> Instructions to follow
Each entry has to be set down again with no alteration.

====== Given records

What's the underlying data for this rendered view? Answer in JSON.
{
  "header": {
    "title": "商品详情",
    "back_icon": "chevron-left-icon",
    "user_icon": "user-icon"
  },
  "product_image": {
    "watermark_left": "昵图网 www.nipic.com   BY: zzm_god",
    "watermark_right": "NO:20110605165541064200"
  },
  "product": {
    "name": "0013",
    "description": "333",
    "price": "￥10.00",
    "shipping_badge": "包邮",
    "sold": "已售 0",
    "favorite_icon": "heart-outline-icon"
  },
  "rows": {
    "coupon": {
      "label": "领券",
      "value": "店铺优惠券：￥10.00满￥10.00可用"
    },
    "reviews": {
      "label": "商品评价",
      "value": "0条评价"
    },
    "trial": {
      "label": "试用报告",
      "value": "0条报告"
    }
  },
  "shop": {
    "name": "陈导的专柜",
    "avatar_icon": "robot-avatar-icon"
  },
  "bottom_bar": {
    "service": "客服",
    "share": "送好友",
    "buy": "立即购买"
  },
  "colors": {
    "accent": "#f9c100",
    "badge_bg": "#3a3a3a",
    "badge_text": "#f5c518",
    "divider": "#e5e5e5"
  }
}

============

> Reply
What's the underlying data for this rendered view? Answer in JSON.
{
  "header": {
    "title": "商品详情",
    "back_icon": "chevron-left-icon",
    "user_icon": "user-icon"
  },
  "product_image": {
    "watermark_left": "昵图网 www.nipic.com   BY: zzm_god",
    "watermark_right": "NO:20110605165541064200"
  },
  "product": {
    "name": "0013",
    "description": "333",
    "price": "￥10.00",
    "shipping_badge": "包邮",
    "sold": "已售 0",
    "favorite_icon": "heart-outline-icon"
  },
  "rows": {
    "coupon": {
      "label": "领券",
      "value": "店铺优惠券：￥10.00满￥10.00可用"
    },
    "reviews": {
      "label": "商品评价",
      "value": "0条评价"
    },
    "trial": {
      "label": "试用报告",
      "value": "0条报告"
    }
  },
  "shop": {
    "name": "陈导的专柜",
    "avatar_icon": "robot-avatar-icon"
  },
  "bottom_bar": {
    "service": "客服",
    "share": "送好友",
    "buy": "立即购买"
  },
  "colors": {
    "accent": "#f9c100",
    "badge_bg": "#3a3a3a",
    "badge_text": "#f5c518",
    "divider": "#e5e5e5"
  }
}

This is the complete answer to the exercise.